The page is SSL-only, any connection attempt with http will be forwarded to https. When I opened the page in firefox, I got a message that the certificate is not valid. That's obviously bad, although most people probably won't see this message.
What is wrong here is that an intermediate certificate is missing - we have a so-called transvalid certificate (the term "transvalid" has been used for it by the EFF SSL Observatory project). Firefox includes the root certificate from Go Daddy, but the certificate is signed by another certificate which itself is signed by the root certificate. To make this work, one has to ship the so-called intermediate certificate when opening an SSL connection.
The reason why most people won't see this warning and why it probably went unnoticed is that browsers remember intermediate certificates. If someone ever was on a webpage which uses the Go Daddy intermediate certificate, he won't see this warning. I saw it because I usually don't use Firefox and it had a rather fresh configuration.
There was another thing that bothered me: On top of the page, there's a line "Before submitting anything verify that the fingerprints of the SSL certificate match!" followed by a SHA-1 certificate fingerprint. Beside the fact that it's english on a german page, this is a rather ridiculous suggestion. Checking a fingerprint of an SSL connection against one you got through exactly that SSL connection is bogus. Checking a certificate fingerprint doesn't make any sense if you got it through a connection that was secured with that certificate.
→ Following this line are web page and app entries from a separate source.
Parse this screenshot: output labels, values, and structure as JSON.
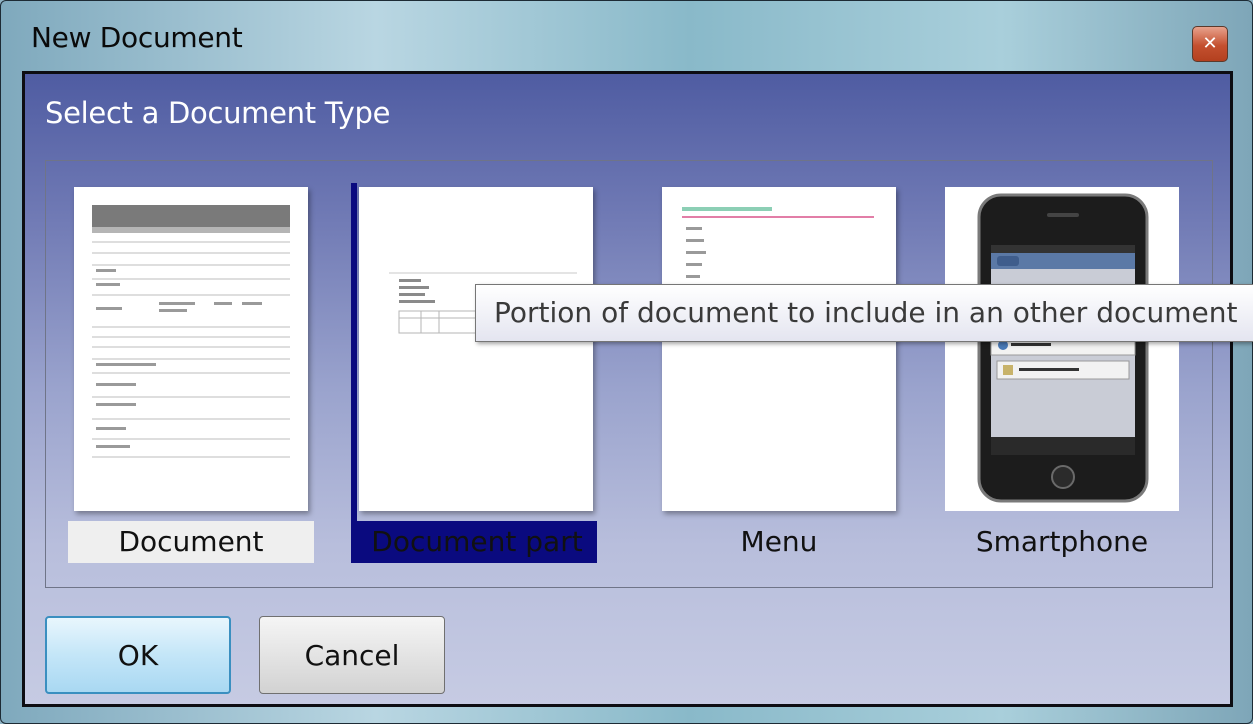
{
  "window": {
    "title": "New Document",
    "close_icon": "close-icon"
  },
  "dialog": {
    "heading": "Select a Document Type",
    "items": [
      {
        "label": "Document",
        "icon": "document-thumbnail"
      },
      {
        "label": "Document part",
        "icon": "document-part-thumbnail",
        "selected": true
      },
      {
        "label": "Menu",
        "icon": "menu-thumbnail"
      },
      {
        "label": "Smartphone",
        "icon": "smartphone-thumbnail"
      }
    ],
    "tooltip": "Portion of document to include in an other document",
    "buttons": {
      "ok": "OK",
      "cancel": "Cancel"
    }
  },
  "colors": {
    "selection": "#0a0a7f",
    "client_top": "#4f5ca2",
    "client_bottom": "#c6cbe3"
  }
}
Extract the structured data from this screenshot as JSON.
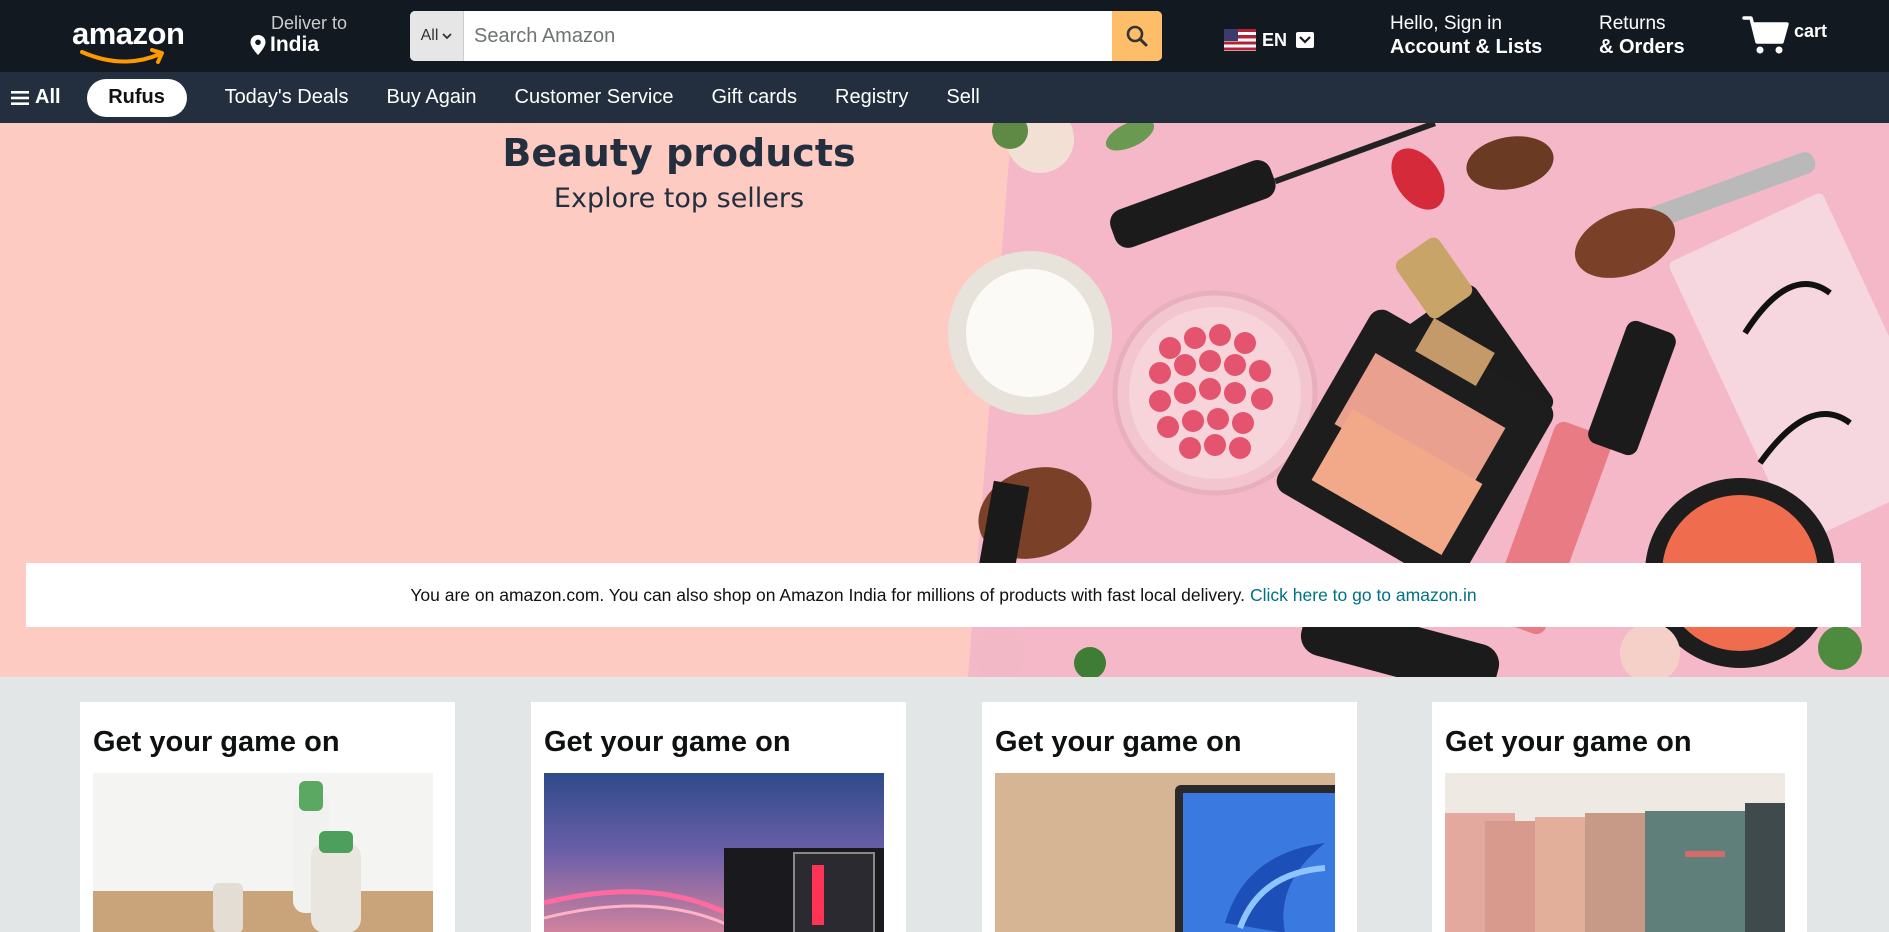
{
  "header": {
    "logo_text": "amazon",
    "deliver_label": "Deliver to",
    "deliver_location": "India",
    "search_category": "All",
    "search_placeholder": "Search Amazon",
    "language": "EN",
    "account_greeting": "Hello, Sign in",
    "account_label": "Account & Lists",
    "returns_line1": "Returns",
    "returns_line2": "& Orders",
    "cart_label": "cart"
  },
  "subnav": {
    "all_label": "All",
    "rufus_label": "Rufus",
    "links": [
      "Today's Deals",
      "Buy Again",
      "Customer Service",
      "Gift cards",
      "Registry",
      "Sell"
    ]
  },
  "hero": {
    "title": "Beauty products",
    "subtitle": "Explore top sellers",
    "background": "#fecbc2"
  },
  "notice": {
    "text": "You are on amazon.com. You can also shop on Amazon India for millions of products with fast local delivery.",
    "link_text": "Click here to go to amazon.in"
  },
  "cards": [
    {
      "title": "Get your game on",
      "image": "cleaning-products"
    },
    {
      "title": "Get your game on",
      "image": "gaming-pc"
    },
    {
      "title": "Get your game on",
      "image": "laptop"
    },
    {
      "title": "Get your game on",
      "image": "handbags"
    }
  ],
  "colors": {
    "header_bg": "#131921",
    "subnav_bg": "#232f3e",
    "search_button": "#febd69",
    "link": "#007185",
    "page_bg": "#e3e6e6"
  }
}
If checking a fingerprint should make sense, it has to come through a different channel. Beside that, nowhere is explained how a user should do that and what a fingerprint is at all. I doubt that this is of any help for the targetted audience by a whistleblower platform - it will probably only confuse people.
Both issues give me the impression that the people who designed OpenLeaks don't really know how SSL works - and that's not a good sign.
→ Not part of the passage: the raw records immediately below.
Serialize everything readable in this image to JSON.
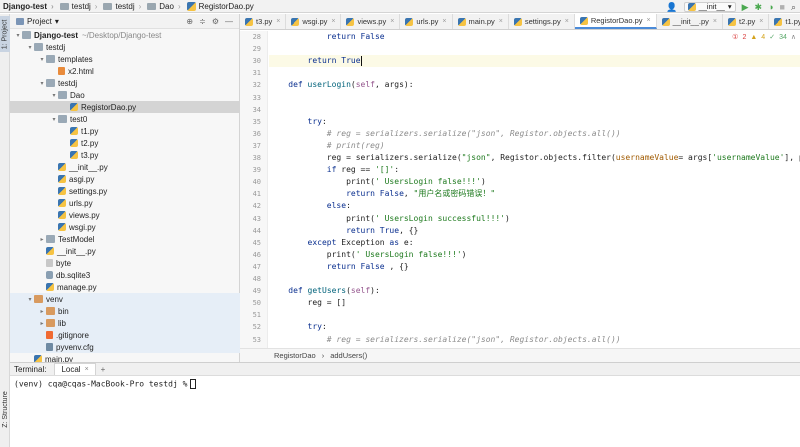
{
  "breadcrumbs": [
    "Django-test",
    "testdj",
    "testdj",
    "Dao",
    "RegistorDao.py"
  ],
  "run_config": {
    "label": "__init__"
  },
  "left_strip": {
    "project_tab": "1: Project",
    "structure_tab": "Z: Structure"
  },
  "project_panel": {
    "title": "Project",
    "tree": [
      {
        "label": "Django-test",
        "suffix": "~/Desktop/Django-test",
        "depth": 0,
        "type": "folder",
        "expanded": true,
        "bold": true
      },
      {
        "label": "testdj",
        "depth": 1,
        "type": "folder",
        "expanded": true
      },
      {
        "label": "templates",
        "depth": 2,
        "type": "folder",
        "expanded": true
      },
      {
        "label": "x2.html",
        "depth": 3,
        "type": "html"
      },
      {
        "label": "testdj",
        "depth": 2,
        "type": "folder",
        "expanded": true
      },
      {
        "label": "Dao",
        "depth": 3,
        "type": "folder",
        "expanded": true
      },
      {
        "label": "RegistorDao.py",
        "depth": 4,
        "type": "py",
        "selected": true
      },
      {
        "label": "test0",
        "depth": 3,
        "type": "folder",
        "expanded": true
      },
      {
        "label": "t1.py",
        "depth": 4,
        "type": "py"
      },
      {
        "label": "t2.py",
        "depth": 4,
        "type": "py"
      },
      {
        "label": "t3.py",
        "depth": 4,
        "type": "py"
      },
      {
        "label": "__init__.py",
        "depth": 3,
        "type": "py"
      },
      {
        "label": "asgi.py",
        "depth": 3,
        "type": "py"
      },
      {
        "label": "settings.py",
        "depth": 3,
        "type": "py"
      },
      {
        "label": "urls.py",
        "depth": 3,
        "type": "py"
      },
      {
        "label": "views.py",
        "depth": 3,
        "type": "py"
      },
      {
        "label": "wsgi.py",
        "depth": 3,
        "type": "py"
      },
      {
        "label": "TestModel",
        "depth": 2,
        "type": "folder",
        "expanded": false
      },
      {
        "label": "__init__.py",
        "depth": 2,
        "type": "py"
      },
      {
        "label": "byte",
        "depth": 2,
        "type": "file"
      },
      {
        "label": "db.sqlite3",
        "depth": 2,
        "type": "db"
      },
      {
        "label": "manage.py",
        "depth": 2,
        "type": "py"
      },
      {
        "label": "venv",
        "depth": 1,
        "type": "folder-orange",
        "expanded": true,
        "venv": true
      },
      {
        "label": "bin",
        "depth": 2,
        "type": "folder-orange",
        "expanded": false,
        "venv": true
      },
      {
        "label": "lib",
        "depth": 2,
        "type": "folder-orange",
        "expanded": false,
        "venv": true
      },
      {
        "label": ".gitignore",
        "depth": 2,
        "type": "git",
        "venv": true
      },
      {
        "label": "pyvenv.cfg",
        "depth": 2,
        "type": "cfg",
        "venv": true
      },
      {
        "label": "main.py",
        "depth": 1,
        "type": "py"
      }
    ]
  },
  "editor_tabs": [
    {
      "label": "t3.py",
      "active": false
    },
    {
      "label": "wsgi.py",
      "active": false
    },
    {
      "label": "views.py",
      "active": false
    },
    {
      "label": "urls.py",
      "active": false
    },
    {
      "label": "main.py",
      "active": false
    },
    {
      "label": "settings.py",
      "active": false
    },
    {
      "label": "RegistorDao.py",
      "active": true
    },
    {
      "label": "__init__.py",
      "active": false
    },
    {
      "label": "t2.py",
      "active": false
    },
    {
      "label": "t1.py",
      "active": false
    }
  ],
  "inspections": {
    "errors": "2",
    "warnings": "4",
    "ok": "34"
  },
  "code_lines": [
    {
      "n": "28",
      "html": "            <span class=\"kw\">return</span> <span class=\"kw\">False</span>"
    },
    {
      "n": "29",
      "html": ""
    },
    {
      "n": "30",
      "html": "        <span class=\"kw\">return</span> <span class=\"kw\">True</span><span class=\"caret\"></span>",
      "current": true
    },
    {
      "n": "31",
      "html": ""
    },
    {
      "n": "32",
      "html": "    <span class=\"kw\">def</span> <span class=\"fn\">userLogin</span>(<span class=\"self\">self</span>, args):"
    },
    {
      "n": "33",
      "html": ""
    },
    {
      "n": "34",
      "html": ""
    },
    {
      "n": "35",
      "html": "        <span class=\"kw\">try</span>:"
    },
    {
      "n": "36",
      "html": "            <span class=\"cmt\"># reg = serializers.serialize(\"json\", Registor.objects.all())</span>"
    },
    {
      "n": "37",
      "html": "            <span class=\"cmt\"># print(reg)</span>"
    },
    {
      "n": "38",
      "html": "            reg = serializers.serialize(<span class=\"str\">\"json\"</span>, Registor.objects.filter(<span class=\"param\">usernameValue</span>= args[<span class=\"str\">'usernameValue'</span>], passwo"
    },
    {
      "n": "39",
      "html": "            <span class=\"kw\">if</span> reg == <span class=\"str\">'[]'</span>:"
    },
    {
      "n": "40",
      "html": "                print(<span class=\"str\">' UsersLogin false!!!'</span>)"
    },
    {
      "n": "41",
      "html": "                <span class=\"kw\">return</span> <span class=\"kw\">False</span>, <span class=\"str\">\"用户名或密码错误！\"</span>"
    },
    {
      "n": "42",
      "html": "            <span class=\"kw\">else</span>:"
    },
    {
      "n": "43",
      "html": "                print(<span class=\"str\">' UsersLogin successful!!!'</span>)"
    },
    {
      "n": "44",
      "html": "                <span class=\"kw\">return</span> <span class=\"kw\">True</span>, {}"
    },
    {
      "n": "45",
      "html": "        <span class=\"kw\">except</span> Exception <span class=\"kw\">as</span> e:"
    },
    {
      "n": "46",
      "html": "            print(<span class=\"str\">' UsersLogin false!!!'</span>)"
    },
    {
      "n": "47",
      "html": "            <span class=\"kw\">return</span> <span class=\"kw\">False</span> , {}"
    },
    {
      "n": "48",
      "html": ""
    },
    {
      "n": "49",
      "html": "    <span class=\"kw\">def</span> <span class=\"fn\">getUsers</span>(<span class=\"self\">self</span>):"
    },
    {
      "n": "50",
      "html": "        reg = []"
    },
    {
      "n": "51",
      "html": ""
    },
    {
      "n": "52",
      "html": "        <span class=\"kw\">try</span>:"
    },
    {
      "n": "53",
      "html": "            <span class=\"cmt\"># reg = serializers.serialize(\"json\", Registor.objects.all())</span>"
    }
  ],
  "editor_breadcrumb": [
    "RegistorDao",
    "addUsers()"
  ],
  "terminal": {
    "label": "Terminal:",
    "tab": "Local",
    "add": "+",
    "prompt": "(venv) cqa@cqas-MacBook-Pro testdj %"
  }
}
I'm not saying that i trust openleaks technicians, but trusting SSL for something like this today is the worst mistake you can ever make. SSL is broken, for too many years, stop talking like is a good thing because it only adds a security sense that is not there.
no, ssl is not that broken, it works pretty well on most browser.
but the ssl certificate chain management is broken in a "human" way : too many authorities can sign too many domain names with too few controls (see the conference "is ssliverse a safe place" from EFF at the CCC Conference)
but yes, the point of this article stays : openleaks don't know ssl well, which make me fear for the security of submitted material ...
I don't agree that the message "Before submitting anything verify that the fingerprints of the SSL certificate match!" is completely useless. Seein a matching fingerprint certainly doesn't mean that the line is secure as it might be changed. But seeing a non-matching fingerprint warns me that the connection is rigged. This actually happend to me!
Lostgen, if your connection were compromised, a smart attacker would have changed the fingerprint as well. This implies you will never see a non-matching fingerprint when your connection is compromised by a man-in-the-middle attack.
I'd suggest to armor-sign the fingerprint with PGP (this will even be ok over the very same ssl-connection) - as long as you have verified the key before at least once.
Also, you might want to try perspectives (http://www.heise.de/security/artikel/Perspectives-und-Co-271022.html). It will cross-check the certificate you see with recently-seen certificates by you and others.